- Highest number of pixels (megapixel resolution 1024×1024)
- Highest Figure of Merit (highest modulation frequency and modulation contrast resulting in low power consumption with overall system power of 225-950mw)
- Automatic per pixel gain selection enabling large dynamic range allowing near and far objects to be captured cleanly
- Global shutter allowing for improved performance in sunlight
- Multiphase depth calculation method enables robust accuracy even in the presence of chip, laser and power supply variation
- Low peak current operation even at high frequency lowers the cost of modules

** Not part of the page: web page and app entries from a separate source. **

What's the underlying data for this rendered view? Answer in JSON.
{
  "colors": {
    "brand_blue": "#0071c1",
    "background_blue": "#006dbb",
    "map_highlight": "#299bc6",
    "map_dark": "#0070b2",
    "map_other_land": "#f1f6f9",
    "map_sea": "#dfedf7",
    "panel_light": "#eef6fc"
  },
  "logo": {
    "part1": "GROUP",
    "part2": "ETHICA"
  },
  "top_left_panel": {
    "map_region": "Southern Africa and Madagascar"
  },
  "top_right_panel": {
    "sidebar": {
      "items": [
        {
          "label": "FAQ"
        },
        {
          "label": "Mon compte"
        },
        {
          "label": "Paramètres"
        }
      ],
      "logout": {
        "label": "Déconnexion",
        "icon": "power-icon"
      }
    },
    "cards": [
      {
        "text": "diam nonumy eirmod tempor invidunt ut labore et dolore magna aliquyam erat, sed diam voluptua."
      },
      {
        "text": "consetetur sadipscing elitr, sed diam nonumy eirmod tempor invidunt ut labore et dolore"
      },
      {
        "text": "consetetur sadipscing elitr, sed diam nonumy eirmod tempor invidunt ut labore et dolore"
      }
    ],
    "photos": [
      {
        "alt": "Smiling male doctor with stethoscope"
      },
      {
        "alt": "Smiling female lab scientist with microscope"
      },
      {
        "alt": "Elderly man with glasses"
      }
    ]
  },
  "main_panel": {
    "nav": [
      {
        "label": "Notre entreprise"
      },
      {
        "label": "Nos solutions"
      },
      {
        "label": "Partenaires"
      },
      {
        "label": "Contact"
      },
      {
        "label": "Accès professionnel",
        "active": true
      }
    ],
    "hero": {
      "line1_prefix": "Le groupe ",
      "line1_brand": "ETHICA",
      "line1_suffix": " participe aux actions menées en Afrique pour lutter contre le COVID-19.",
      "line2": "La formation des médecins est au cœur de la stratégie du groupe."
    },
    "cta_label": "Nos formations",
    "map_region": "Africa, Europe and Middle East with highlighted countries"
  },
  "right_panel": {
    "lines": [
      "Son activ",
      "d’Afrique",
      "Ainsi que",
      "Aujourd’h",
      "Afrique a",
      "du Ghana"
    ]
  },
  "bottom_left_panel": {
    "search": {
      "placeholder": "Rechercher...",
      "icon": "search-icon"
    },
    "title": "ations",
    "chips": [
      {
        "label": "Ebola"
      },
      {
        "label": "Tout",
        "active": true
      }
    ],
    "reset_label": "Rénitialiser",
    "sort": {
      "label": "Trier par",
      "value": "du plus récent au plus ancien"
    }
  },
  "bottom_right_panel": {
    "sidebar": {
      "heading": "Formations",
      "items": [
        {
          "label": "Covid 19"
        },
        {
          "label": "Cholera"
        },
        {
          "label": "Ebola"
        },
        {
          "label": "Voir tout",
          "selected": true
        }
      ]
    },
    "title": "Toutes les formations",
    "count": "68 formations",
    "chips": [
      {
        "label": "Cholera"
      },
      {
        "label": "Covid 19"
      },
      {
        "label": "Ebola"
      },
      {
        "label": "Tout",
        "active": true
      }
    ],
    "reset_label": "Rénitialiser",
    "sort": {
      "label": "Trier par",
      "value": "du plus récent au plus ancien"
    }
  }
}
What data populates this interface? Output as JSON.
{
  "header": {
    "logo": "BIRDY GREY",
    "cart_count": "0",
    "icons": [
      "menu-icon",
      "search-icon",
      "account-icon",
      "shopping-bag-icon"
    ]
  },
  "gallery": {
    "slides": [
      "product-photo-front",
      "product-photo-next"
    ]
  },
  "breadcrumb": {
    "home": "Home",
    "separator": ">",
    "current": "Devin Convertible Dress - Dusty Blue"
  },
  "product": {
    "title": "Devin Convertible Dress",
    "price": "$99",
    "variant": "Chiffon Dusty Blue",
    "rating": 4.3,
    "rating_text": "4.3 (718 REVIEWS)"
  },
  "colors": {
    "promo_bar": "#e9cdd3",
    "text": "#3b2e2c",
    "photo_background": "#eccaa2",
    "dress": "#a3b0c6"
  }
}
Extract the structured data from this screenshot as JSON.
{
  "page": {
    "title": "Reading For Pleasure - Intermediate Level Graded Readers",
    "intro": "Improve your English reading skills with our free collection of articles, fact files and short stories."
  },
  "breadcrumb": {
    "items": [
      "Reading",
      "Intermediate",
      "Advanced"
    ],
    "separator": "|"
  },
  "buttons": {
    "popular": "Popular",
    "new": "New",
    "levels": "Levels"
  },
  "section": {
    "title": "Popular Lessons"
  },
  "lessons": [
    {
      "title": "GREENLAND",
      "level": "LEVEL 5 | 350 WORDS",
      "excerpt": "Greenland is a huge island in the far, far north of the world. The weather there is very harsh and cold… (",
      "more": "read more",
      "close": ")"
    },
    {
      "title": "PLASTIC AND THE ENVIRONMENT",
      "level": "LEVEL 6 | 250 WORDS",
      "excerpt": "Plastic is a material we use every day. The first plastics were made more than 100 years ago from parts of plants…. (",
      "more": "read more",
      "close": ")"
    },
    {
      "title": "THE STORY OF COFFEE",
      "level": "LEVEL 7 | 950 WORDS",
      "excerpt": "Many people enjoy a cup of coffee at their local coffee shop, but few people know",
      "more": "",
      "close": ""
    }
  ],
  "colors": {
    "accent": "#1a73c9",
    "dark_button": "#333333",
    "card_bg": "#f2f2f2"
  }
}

Microsoft considers Project Kinect for Azure the fourth generation of Kinect. This one is for developers, so we’ll just have to wait and see what they build.